and convert it
to DV using MPEG Streamclip
Open MPEG Streamclip; it should look
something like this:
Now you simply drag-and-drop the .VOB
file that you created with Mac the Ripper onto that middle square with
the five dots:
In a few seconds, you should see a
screen, with the play button, time slider, etc., right under it; this
is the chapter that you extracted from the DVD:
You can now watch your rough clip by
hitting the play button. You can also use the slider to quickly
jump to a different point in the clip.
Select the exact clip you
want, to the frame, simply by setting an "In" point (i.e.
the first frame you want) and "Out" point (the last frame).
First, play the clip until the first frame you want comes on and hit
pause; you can use the right and left arrow buttons on you keyboard
to move through the clip frame-by-frame.
Once you have the starting frame that
you want, press "I" (for "in") on your keyboard.
You'll notice that everything before that point in the slider gets grayed
out, and there will automatically be a frame count entered in the In/Out
box on the lower right:
Similarly, find the last frame you
want and press "O" on your keyboard to set the out point:
Everything in the slider timeline should
be light gray except for the segment you want, which should be dark
gray. For most users most of the time, the default settings for
video, audio, etc. should work fine. You are now ready to export
this clip to iDVD.
To convert the clip, click on the "File"
menu in MPEG Streamclip and choose which format you want. You'll notice that you have many options; for NTSC and PAL users, the quickest and easiest for throwing together a quick clip DVD is the DV (digital video) format. Select "Export to DV":
You will get a screen that looks something
Make sure the desired standard (NTSC or PAL) is selected; other than that, the default settings will once again work for most users most of the time.
Click on "Make DV" on the bottom right. On the save screen, select the name of your file and where you want it saved, and MPEG Streamclip will begin exporting your clip as a DV movie.
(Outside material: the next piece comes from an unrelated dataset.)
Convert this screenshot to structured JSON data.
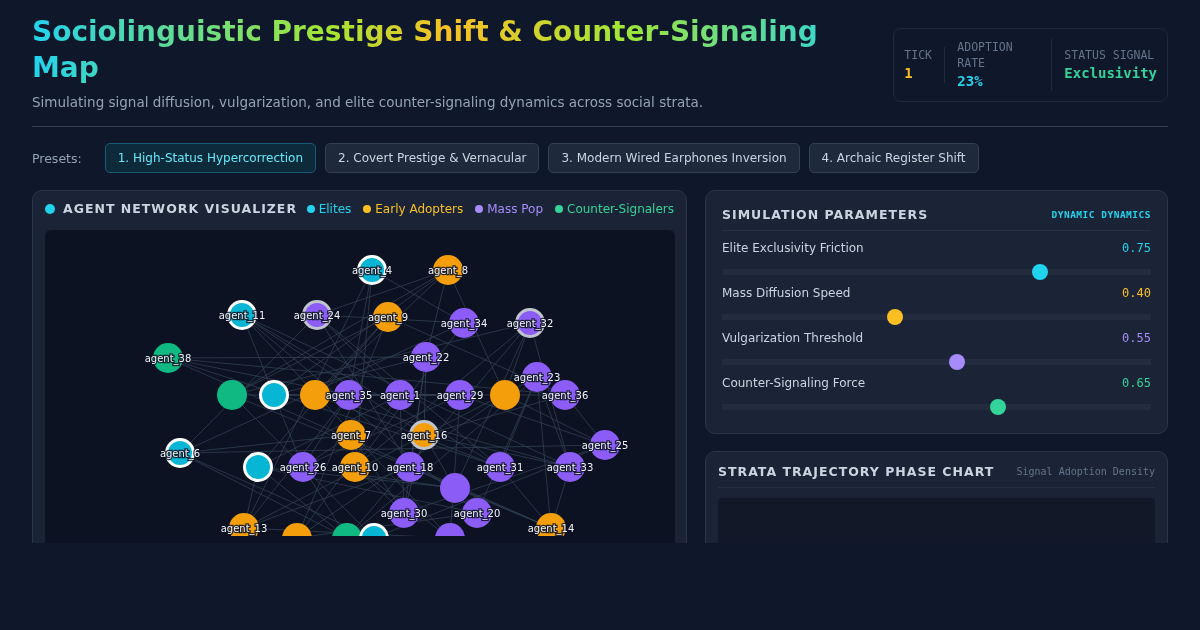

This will only take a few minutes for a short clip:
Once MPEG Streamclip has finished exporting
the clip, you are now ready to assemble a clip DVD using iDVD.